The expected result is every line of the records, printed exactly.

== Segment start ==

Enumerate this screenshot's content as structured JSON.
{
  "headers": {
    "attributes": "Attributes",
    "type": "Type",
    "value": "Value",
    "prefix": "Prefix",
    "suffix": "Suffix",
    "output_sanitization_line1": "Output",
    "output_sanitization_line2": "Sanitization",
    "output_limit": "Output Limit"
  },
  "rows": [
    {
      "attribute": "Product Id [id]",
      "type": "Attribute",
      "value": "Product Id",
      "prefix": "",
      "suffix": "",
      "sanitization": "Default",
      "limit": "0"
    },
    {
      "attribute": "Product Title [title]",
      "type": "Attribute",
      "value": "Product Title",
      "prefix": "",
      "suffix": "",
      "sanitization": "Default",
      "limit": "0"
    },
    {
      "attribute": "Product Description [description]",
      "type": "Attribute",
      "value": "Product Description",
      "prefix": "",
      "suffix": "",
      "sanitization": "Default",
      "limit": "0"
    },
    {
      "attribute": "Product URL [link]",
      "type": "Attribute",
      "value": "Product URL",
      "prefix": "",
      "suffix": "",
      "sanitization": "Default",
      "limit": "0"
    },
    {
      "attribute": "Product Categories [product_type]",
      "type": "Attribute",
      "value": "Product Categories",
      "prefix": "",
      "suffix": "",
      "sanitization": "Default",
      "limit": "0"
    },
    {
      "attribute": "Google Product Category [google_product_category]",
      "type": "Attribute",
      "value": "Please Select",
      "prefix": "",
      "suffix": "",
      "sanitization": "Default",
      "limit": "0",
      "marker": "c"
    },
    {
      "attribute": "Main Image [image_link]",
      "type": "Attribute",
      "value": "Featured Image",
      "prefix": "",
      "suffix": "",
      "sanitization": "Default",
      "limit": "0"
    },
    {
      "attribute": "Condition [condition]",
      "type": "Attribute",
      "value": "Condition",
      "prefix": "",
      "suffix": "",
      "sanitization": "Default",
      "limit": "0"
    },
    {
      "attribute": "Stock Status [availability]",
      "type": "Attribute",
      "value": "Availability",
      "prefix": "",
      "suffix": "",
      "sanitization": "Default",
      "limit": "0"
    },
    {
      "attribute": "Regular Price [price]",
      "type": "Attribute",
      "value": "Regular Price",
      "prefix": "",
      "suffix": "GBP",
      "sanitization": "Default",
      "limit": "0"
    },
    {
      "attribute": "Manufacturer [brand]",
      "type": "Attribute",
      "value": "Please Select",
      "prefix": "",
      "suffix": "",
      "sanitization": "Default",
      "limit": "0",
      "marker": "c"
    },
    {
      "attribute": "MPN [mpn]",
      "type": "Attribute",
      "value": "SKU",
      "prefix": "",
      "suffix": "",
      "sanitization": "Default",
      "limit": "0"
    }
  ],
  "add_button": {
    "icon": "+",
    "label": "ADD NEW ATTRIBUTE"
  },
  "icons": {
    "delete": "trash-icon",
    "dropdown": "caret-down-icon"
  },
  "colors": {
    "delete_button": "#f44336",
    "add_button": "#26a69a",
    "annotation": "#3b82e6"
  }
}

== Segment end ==

→ Answer box
Enumerate this screenshot's content as structured JSON.
{
  "headers": {
    "attributes": "Attributes",
    "type": "Type",
    "value": "Value",
    "prefix": "Prefix",
    "suffix": "Suffix",
    "output_sanitization_line1": "Output",
    "output_sanitization_line2": "Sanitization",
    "output_limit": "Output Limit"
  },
  "rows": [
    {
      "attribute": "Product Id [id]",
      "type": "Attribute",
      "value": "Product Id",
      "prefix": "",
      "suffix": "",
      "sanitization": "Default",
      "limit": "0"
    },
    {
      "attribute": "Product Title [title]",
      "type": "Attribute",
      "value": "Product Title",
      "prefix": "",
      "suffix": "",
      "sanitization": "Default",
      "limit": "0"
    },
    {
      "attribute": "Product Description [description]",
      "type": "Attribute",
      "value": "Product Description",
      "prefix": "",
      "suffix": "",
      "sanitization": "Default",
      "limit": "0"
    },
    {
      "attribute": "Product URL [link]",
      "type": "Attribute",
      "value": "Product URL",
      "prefix": "",
      "suffix": "",
      "sanitization": "Default",
      "limit": "0"
    },
    {
      "attribute": "Product Categories [product_type]",
      "type": "Attribute",
      "value": "Product Categories",
      "prefix": "",
      "suffix": "",
      "sanitization": "Default",
      "limit": "0"
    },
    {
      "attribute": "Google Product Category [google_product_category]",
      "type": "Attribute",
      "value": "Please Select",
      "prefix": "",
      "suffix": "",
      "sanitization": "Default",
      "limit": "0",
      "marker": "c"
    },
    {
      "attribute": "Main Image [image_link]",
      "type": "Attribute",
      "value": "Featured Image",
      "prefix": "",
      "suffix": "",
      "sanitization": "Default",
      "limit": "0"
    },
    {
      "attribute": "Condition [condition]",
      "type": "Attribute",
      "value": "Condition",
      "prefix": "",
      "suffix": "",
      "sanitization": "Default",
      "limit": "0"
    },
    {
      "attribute": "Stock Status [availability]",
      "type": "Attribute",
      "value": "Availability",
      "prefix": "",
      "suffix": "",
      "sanitization": "Default",
      "limit": "0"
    },
    {
      "attribute": "Regular Price [price]",
      "type": "Attribute",
      "value": "Regular Price",
      "prefix": "",
      "suffix": "GBP",
      "sanitization": "Default",
      "limit": "0"
    },
    {
      "attribute": "Manufacturer [brand]",
      "type": "Attribute",
      "value": "Please Select",
      "prefix": "",
      "suffix": "",
      "sanitization": "Default",
      "limit": "0",
      "marker": "c"
    },
    {
      "attribute": "MPN [mpn]",
      "type": "Attribute",
      "value": "SKU",
      "prefix": "",
      "suffix": "",
      "sanitization": "Default",
      "limit": "0"
    }
  ],
  "add_button": {
    "icon": "+",
    "label": "ADD NEW ATTRIBUTE"
  },
  "icons": {
    "delete": "trash-icon",
    "dropdown": "caret-down-icon"
  },
  "colors": {
    "delete_button": "#f44336",
    "add_button": "#26a69a",
    "annotation": "#3b82e6"
  }
}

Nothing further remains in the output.